* **Work request**
For each line of the data below that holds "Cuenta", copy the line.

* **Data in this exercise**
□ □ □ □

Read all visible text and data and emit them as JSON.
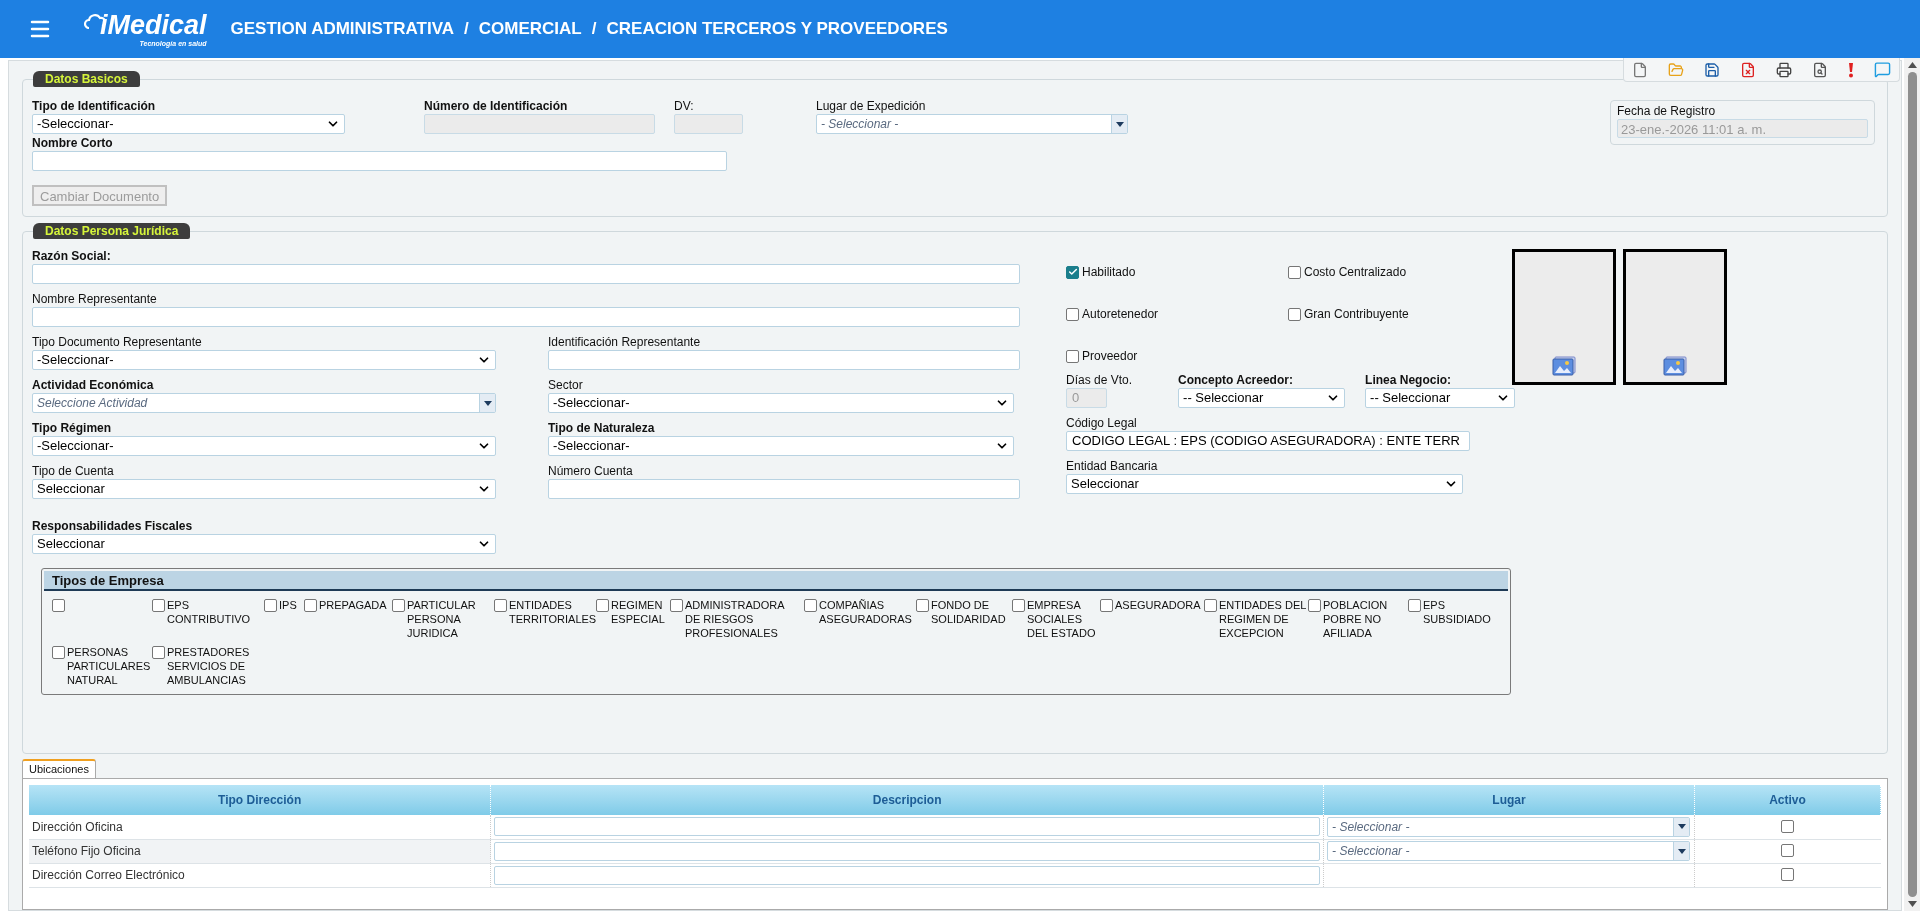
{
  "header": {
    "logo": "iMedical",
    "tagline": "Tecnología en salud",
    "breadcrumb": [
      "GESTION ADMINISTRATIVA",
      "COMERCIAL",
      "CREACION TERCEROS Y PROVEEDORES"
    ],
    "separator": "/"
  },
  "datos_basicos": {
    "legend": "Datos Basicos",
    "fields": [
      {
        "label": "Tipo de Identificación",
        "required": true,
        "kind": "select",
        "value": "-Seleccionar-",
        "disabled": false
      },
      {
        "label": "Número de Identificación",
        "required": true,
        "kind": "text",
        "disabled": true
      },
      {
        "label": "DV:",
        "required": false,
        "kind": "text",
        "disabled": true
      },
      {
        "label": "Lugar de Expedición",
        "required": false,
        "kind": "combo",
        "placeholder": "- Seleccionar -",
        "disabled": false
      }
    ],
    "nombre_corto": {
      "label": "Nombre Corto",
      "required": true,
      "kind": "text",
      "disabled": false
    },
    "button": {
      "label": "Cambiar Documento",
      "disabled": true
    },
    "fecha_registro": {
      "label": "Fecha de Registro",
      "value": "23-ene.-2026 11:01 a. m."
    }
  },
  "datos_persona_juridica": {
    "legend": "Datos Persona Jurídica",
    "rows": [
      [
        {
          "label": "Razón Social:",
          "required": true,
          "kind": "text",
          "disabled": false
        }
      ],
      [
        {
          "label": "Nombre Representante",
          "required": false,
          "kind": "text",
          "disabled": false
        }
      ],
      [
        {
          "label": "Tipo Documento Representante",
          "required": false,
          "kind": "select",
          "value": "-Seleccionar-",
          "disabled": false
        },
        {
          "label": "Identificación Representante",
          "required": false,
          "kind": "text",
          "disabled": false
        }
      ],
      [
        {
          "label": "Actividad Económica",
          "required": true,
          "kind": "combo",
          "placeholder": "Seleccione Actividad",
          "disabled": false
        },
        {
          "label": "Sector",
          "required": false,
          "kind": "select",
          "value": "-Seleccionar-",
          "disabled": false
        }
      ],
      [
        {
          "label": "Tipo Régimen",
          "required": true,
          "kind": "select",
          "value": "-Seleccionar-",
          "disabled": false
        },
        {
          "label": "Tipo de Naturaleza",
          "required": true,
          "kind": "select",
          "value": "-Seleccionar-",
          "disabled": false
        }
      ],
      [
        {
          "label": "Tipo de Cuenta",
          "required": false,
          "kind": "select",
          "value": "Seleccionar",
          "disabled": false
        },
        {
          "label": "Número Cuenta",
          "required": false,
          "kind": "text",
          "disabled": false
        }
      ],
      [
        {
          "label": "Responsabilidades Fiscales",
          "required": true,
          "kind": "select",
          "value": "Seleccionar",
          "disabled": false
        }
      ]
    ],
    "checks": [
      {
        "label": "Habilitado",
        "checked": true
      },
      {
        "label": "Costo Centralizado",
        "checked": false
      },
      {
        "label": "Autoretenedor",
        "checked": false
      },
      {
        "label": "Gran Contribuyente",
        "checked": false
      },
      {
        "label": "Proveedor",
        "checked": false
      }
    ],
    "terms": [
      {
        "label": "Días de Vto.",
        "required": false,
        "kind": "text",
        "value": "0",
        "disabled": true
      },
      {
        "label": "Concepto Acreedor:",
        "required": true,
        "kind": "select",
        "value": "-- Seleccionar",
        "disabled": false
      },
      {
        "label": "Linea Negocio:",
        "required": true,
        "kind": "select",
        "value": "-- Seleccionar",
        "disabled": false
      }
    ],
    "codigo_legal": {
      "label": "Código Legal",
      "required": false,
      "kind": "text",
      "value": "CODIGO LEGAL : EPS (CODIGO ASEGURADORA) : ENTE TERR",
      "disabled": false
    },
    "entidad_bancaria": {
      "label": "Entidad Bancaria",
      "required": false,
      "kind": "select",
      "value": "Seleccionar",
      "disabled": false
    },
    "tipos_empresa": {
      "title": "Tipos de Empresa",
      "items": [
        {
          "checked": false
        },
        {
          "label": "EPS CONTRIBUTIVO",
          "checked": false
        },
        {
          "label": "IPS",
          "checked": false
        },
        {
          "label": "PREPAGADA",
          "checked": false
        },
        {
          "label": "PARTICULAR PERSONA JURIDICA",
          "checked": false
        },
        {
          "label": "ENTIDADES TERRITORIALES",
          "checked": false
        },
        {
          "label": "REGIMEN ESPECIAL",
          "checked": false
        },
        {
          "label": "ADMINISTRADORA DE RIESGOS PROFESIONALES",
          "checked": false
        },
        {
          "label": "COMPAÑIAS ASEGURADORAS",
          "checked": false
        },
        {
          "label": "FONDO DE SOLIDARIDAD",
          "checked": false
        },
        {
          "label": "EMPRESA SOCIALES DEL ESTADO",
          "checked": false
        },
        {
          "label": "ASEGURADORA",
          "checked": false
        },
        {
          "label": "ENTIDADES DEL REGIMEN DE EXCEPCION",
          "checked": false
        },
        {
          "label": "POBLACION POBRE NO AFILIADA",
          "checked": false
        },
        {
          "label": "EPS SUBSIDIADO",
          "checked": false
        },
        {
          "label": "PERSONAS PARTICULARES NATURAL",
          "checked": false
        },
        {
          "label": "PRESTADORES SERVICIOS DE AMBULANCIAS",
          "checked": false
        }
      ]
    }
  },
  "ubicaciones": {
    "tabs": [
      {
        "label": "Ubicaciones",
        "selected": true
      }
    ],
    "columns": [
      "Tipo Dirección",
      "Descripcion",
      "Lugar",
      "Activo"
    ],
    "rows": [
      {
        "tipo": "Dirección Oficina",
        "lugar": "- Seleccionar -",
        "activo": false
      },
      {
        "tipo": "Teléfono Fijo Oficina",
        "lugar": "- Seleccionar -",
        "activo": false
      },
      {
        "tipo": "Dirección Correo Electrónico",
        "activo": false
      }
    ]
  }
}
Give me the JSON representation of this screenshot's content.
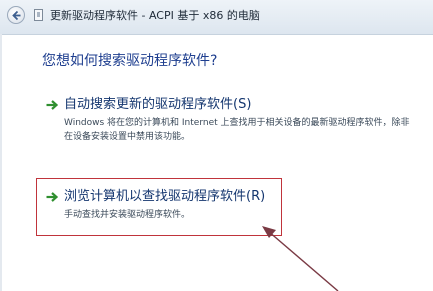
{
  "window": {
    "title": "更新驱动程序软件 - ACPI 基于 x86 的电脑",
    "back_icon": "back-arrow-icon",
    "device_icon": "device-icon"
  },
  "main": {
    "heading": "您想如何搜索驱动程序软件?",
    "options": [
      {
        "title": "自动搜索更新的驱动程序软件(S)",
        "description": "Windows 将在您的计算机和 Internet 上查找用于相关设备的最新驱动程序软件，除非在设备安装设置中禁用该功能。",
        "icon": "green-arrow-icon"
      },
      {
        "title": "浏览计算机以查找驱动程序软件(R)",
        "description": "手动查找并安装驱动程序软件。",
        "icon": "green-arrow-icon"
      }
    ]
  },
  "colors": {
    "heading": "#1e3e8f",
    "option_title": "#14366f",
    "highlight": "#c0343b",
    "arrow_green": "#2f8f2f"
  }
}
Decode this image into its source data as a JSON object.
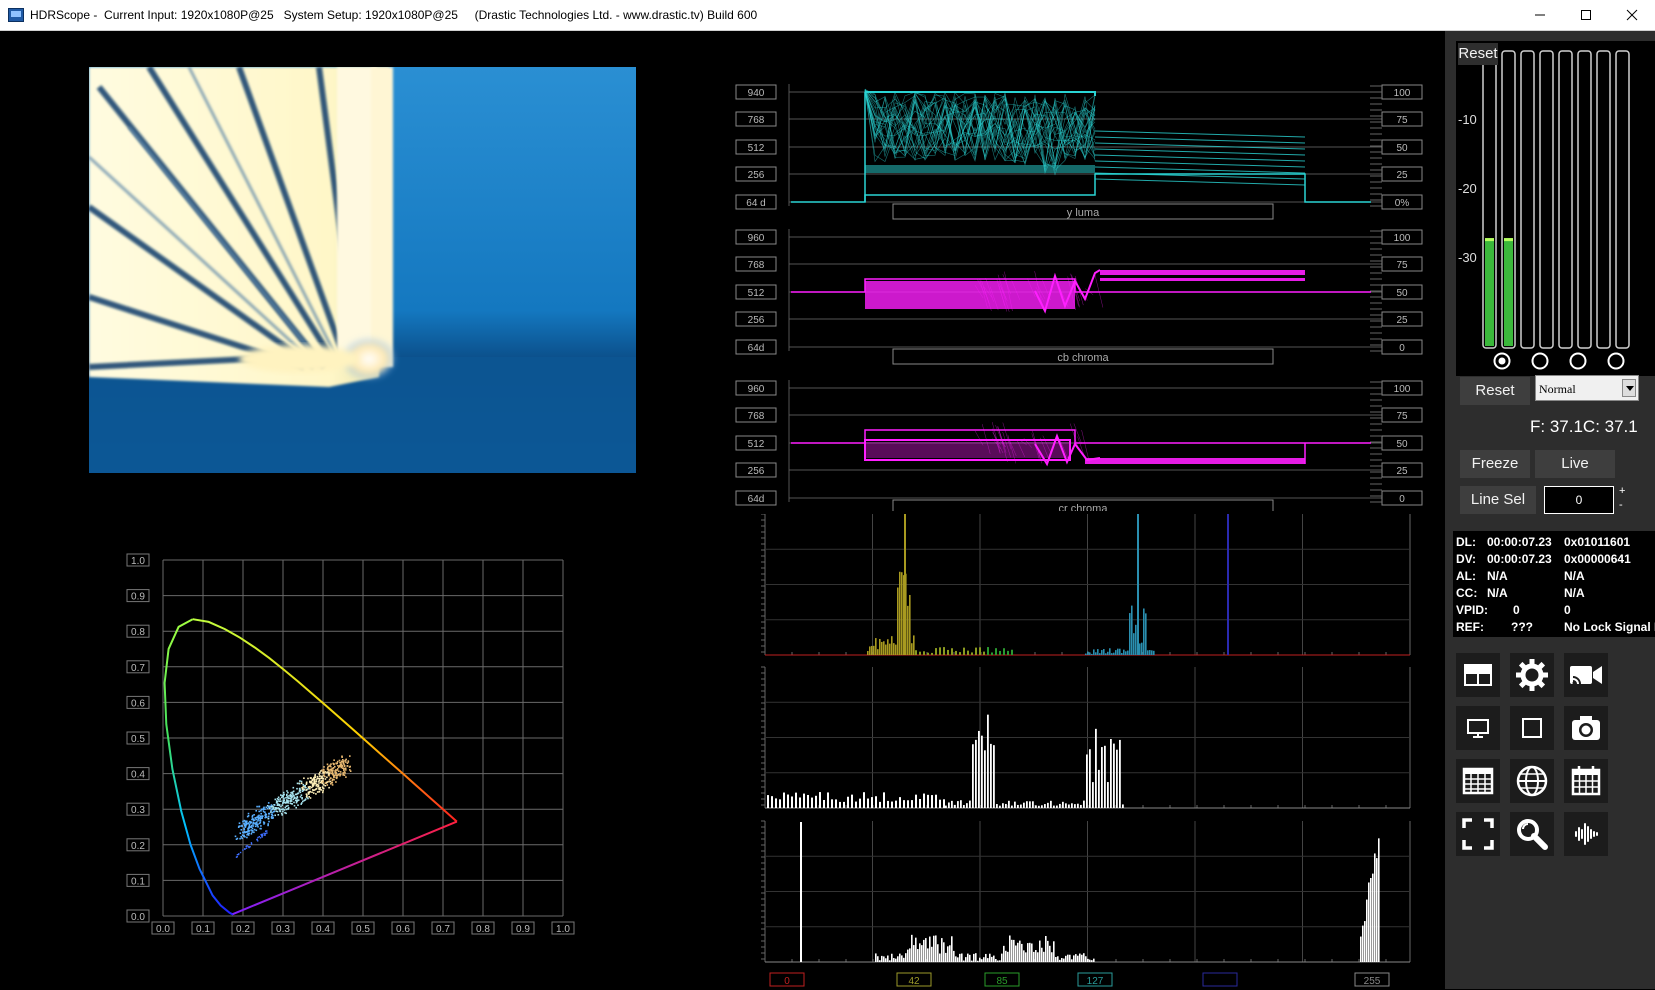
{
  "window": {
    "title": "HDRScope -  Current Input: 1920x1080P@25   System Setup: 1920x1080P@25     (Drastic Technologies Ltd. - www.drastic.tv) Build 600"
  },
  "waveforms": [
    {
      "name": "y luma",
      "left_ticks": [
        "940",
        "768",
        "512",
        "256",
        "64 d"
      ],
      "right_ticks": [
        "100",
        "75",
        "50",
        "25",
        "0%"
      ],
      "color": "#2ad4d4"
    },
    {
      "name": "cb chroma",
      "left_ticks": [
        "960",
        "768",
        "512",
        "256",
        "64d"
      ],
      "right_ticks": [
        "100",
        "75",
        "50",
        "25",
        "0"
      ],
      "color": "#ff1fff"
    },
    {
      "name": "cr chroma",
      "left_ticks": [
        "960",
        "768",
        "512",
        "256",
        "64d"
      ],
      "right_ticks": [
        "100",
        "75",
        "50",
        "25",
        "0"
      ],
      "color": "#ff1fff"
    }
  ],
  "histogram_scale": [
    "0",
    "42",
    "85",
    "127",
    "",
    "255"
  ],
  "histogram_scale_colors": [
    "#c02020",
    "#9c9a2a",
    "#2a9c2a",
    "#2a9c9a",
    "#2a2a9c",
    "#888888"
  ],
  "cie_chart": {
    "y_ticks": [
      "0.0",
      "0.1",
      "0.2",
      "0.3",
      "0.4",
      "0.5",
      "0.6",
      "0.7",
      "0.8",
      "0.9",
      "1.0"
    ],
    "x_ticks": [
      "0.0",
      "0.1",
      "0.2",
      "0.3",
      "0.4",
      "0.5",
      "0.6",
      "0.7",
      "0.8",
      "0.9",
      "1.0"
    ]
  },
  "audio": {
    "reset_label": "Reset",
    "db_marks": [
      "-10",
      "-20",
      "-30"
    ],
    "channel_count": 8,
    "levels": [
      0.37,
      0.37,
      0,
      0,
      0,
      0,
      0,
      0
    ]
  },
  "controls": {
    "reset_label": "Reset",
    "mode_value": "Normal",
    "fc_readout": "F: 37.1C: 37.1",
    "freeze_label": "Freeze",
    "live_label": "Live",
    "line_sel_label": "Line Sel",
    "line_value": "0",
    "spin_plus": "+",
    "spin_minus": "-"
  },
  "timecode": {
    "rows": [
      {
        "label": "DL:",
        "v1": "00:00:07.23",
        "v2": "0x01011601"
      },
      {
        "label": "DV:",
        "v1": "00:00:07.23",
        "v2": "0x00000641"
      },
      {
        "label": "AL:",
        "v1": "N/A",
        "v2": "N/A"
      },
      {
        "label": "CC:",
        "v1": "N/A",
        "v2": "N/A"
      },
      {
        "label": "VPID:",
        "v1": "0",
        "v2": "0"
      },
      {
        "label": "REF:",
        "v1": "???",
        "v2": "No Lock Signal Pr"
      }
    ]
  },
  "tool_icons": [
    "layout-icon",
    "settings-gear-icon",
    "cast-camera-icon",
    "monitor-icon",
    "square-icon",
    "camera-icon",
    "table-icon",
    "globe-icon",
    "calendar-icon",
    "fullscreen-icon",
    "search-icon",
    "audio-waveform-icon"
  ]
}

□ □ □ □

* **Exercise output**
          "label": "Tipo de Cuenta",
          "label": "Número Cuenta",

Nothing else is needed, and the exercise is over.